Position the affected area over the jet of steam and allow it to penetrate the straw or felt, keep moving the hat around in order that the heat and steam spreads evenly in and around the material. Remove the hat from the steam after about 20-30 seconds and quickly push out the dent or rework the shape with the fingers, blow on the repaired patch to cool it and the material will stiffen. Do not overdo the steaming as you can distort the hat, especially if you are working on a sharp edge or fine detail, try not to "overwork" any area and work in small stages. It is also possible to stiffen your hat by steaming the felt or straw thoroughly and allowing the hat to cool, this is due to the nature of the stiffening agent used in hat making, the stiffener will soften when hot but re-bonds and hardens when cooled.Damage to straw hats can be ironed out successfully using an iron set to number 3, do not allow the iron to stay in one area for too long but keep it moving over the damaged area. If it's a flat brim you are repairing lay the hat on an ironing board, if the area is curved then hold a thick wad of material on one side of the straw and iron from the reverse side, sometimes the repair will be easy and will only require a few passes with the iron, but with more difficult repairs it will be necessary to use the iron to apply heat and steam, then using the fingers, quickly manipulate the straw into shape, while the material is still hot.

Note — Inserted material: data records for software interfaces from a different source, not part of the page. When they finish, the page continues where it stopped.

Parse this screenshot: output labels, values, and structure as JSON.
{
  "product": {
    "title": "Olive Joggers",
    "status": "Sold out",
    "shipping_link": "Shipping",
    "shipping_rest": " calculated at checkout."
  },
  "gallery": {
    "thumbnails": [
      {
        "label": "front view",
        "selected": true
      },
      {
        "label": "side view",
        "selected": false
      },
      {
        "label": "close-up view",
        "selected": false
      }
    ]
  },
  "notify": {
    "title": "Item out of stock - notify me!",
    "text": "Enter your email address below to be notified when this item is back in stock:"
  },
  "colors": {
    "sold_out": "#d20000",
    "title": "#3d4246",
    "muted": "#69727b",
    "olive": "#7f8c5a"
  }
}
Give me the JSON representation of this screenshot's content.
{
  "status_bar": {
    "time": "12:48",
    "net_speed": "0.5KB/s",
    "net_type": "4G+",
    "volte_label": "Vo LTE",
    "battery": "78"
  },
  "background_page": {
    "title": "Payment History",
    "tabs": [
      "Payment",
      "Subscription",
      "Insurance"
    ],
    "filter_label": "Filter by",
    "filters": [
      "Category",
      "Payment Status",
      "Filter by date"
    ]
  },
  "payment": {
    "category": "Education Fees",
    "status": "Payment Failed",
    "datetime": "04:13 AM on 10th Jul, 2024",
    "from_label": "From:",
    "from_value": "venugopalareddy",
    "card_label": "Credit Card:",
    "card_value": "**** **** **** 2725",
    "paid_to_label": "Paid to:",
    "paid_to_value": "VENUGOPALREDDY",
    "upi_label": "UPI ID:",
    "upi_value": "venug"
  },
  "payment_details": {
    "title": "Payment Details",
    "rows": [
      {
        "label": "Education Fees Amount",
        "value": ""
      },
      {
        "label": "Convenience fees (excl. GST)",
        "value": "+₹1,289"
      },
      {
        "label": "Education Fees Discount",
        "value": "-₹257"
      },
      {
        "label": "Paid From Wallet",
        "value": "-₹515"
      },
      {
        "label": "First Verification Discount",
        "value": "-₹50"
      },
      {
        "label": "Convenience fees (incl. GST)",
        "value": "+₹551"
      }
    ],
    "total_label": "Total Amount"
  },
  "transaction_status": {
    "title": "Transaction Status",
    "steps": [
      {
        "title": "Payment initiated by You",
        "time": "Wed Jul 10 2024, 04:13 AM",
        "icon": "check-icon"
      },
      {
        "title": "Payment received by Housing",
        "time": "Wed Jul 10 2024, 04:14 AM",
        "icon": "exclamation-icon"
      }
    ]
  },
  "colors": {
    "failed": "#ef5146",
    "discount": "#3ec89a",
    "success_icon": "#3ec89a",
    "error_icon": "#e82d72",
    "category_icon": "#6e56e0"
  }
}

Do not use an iron on a high setting as it will burn the straw, and do not iron felt hats, use steam only to effect a repair on felt hats, steam can be used on felt and straw without problems.
To remove dirty marks from straw, gently wipe with a damp cloth, if this does not succeed, then you can use dry cleaning fluid, use sparingly and be sure to test it first on a small piece of the hat that will not be seen, apply the fluid with cotton wool and do not over wet the area as this could remove the varnish or dye.
Bend brim wires back into shape and stitch down loose trims as soon as the damage is noticed. Always store unused hats with crowns supported, preferably placed in a hat box and put in a warm dry place, alternatively stuff the crown with tissue paper, put the hat into a plastic bag and store on the top of a wardrobe.
Never wear a hat in the rain unless it designed specifically for use in wet conditions.